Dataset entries
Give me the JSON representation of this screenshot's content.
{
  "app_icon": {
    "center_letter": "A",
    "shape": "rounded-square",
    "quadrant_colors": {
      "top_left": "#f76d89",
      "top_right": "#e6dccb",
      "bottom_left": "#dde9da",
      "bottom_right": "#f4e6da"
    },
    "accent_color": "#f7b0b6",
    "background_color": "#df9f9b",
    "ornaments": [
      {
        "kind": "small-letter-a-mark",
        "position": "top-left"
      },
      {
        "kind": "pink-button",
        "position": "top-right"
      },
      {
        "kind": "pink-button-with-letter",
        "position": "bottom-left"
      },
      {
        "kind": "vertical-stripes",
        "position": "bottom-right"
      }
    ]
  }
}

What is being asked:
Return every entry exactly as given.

Exercise solution:
Give me the JSON representation of this screenshot's content.
{
  "app_icon": {
    "center_letter": "A",
    "shape": "rounded-square",
    "quadrant_colors": {
      "top_left": "#f76d89",
      "top_right": "#e6dccb",
      "bottom_left": "#dde9da",
      "bottom_right": "#f4e6da"
    },
    "accent_color": "#f7b0b6",
    "background_color": "#df9f9b",
    "ornaments": [
      {
        "kind": "small-letter-a-mark",
        "position": "top-left"
      },
      {
        "kind": "pink-button",
        "position": "top-right"
      },
      {
        "kind": "pink-button-with-letter",
        "position": "bottom-left"
      },
      {
        "kind": "vertical-stripes",
        "position": "bottom-right"
      }
    ]
  }
}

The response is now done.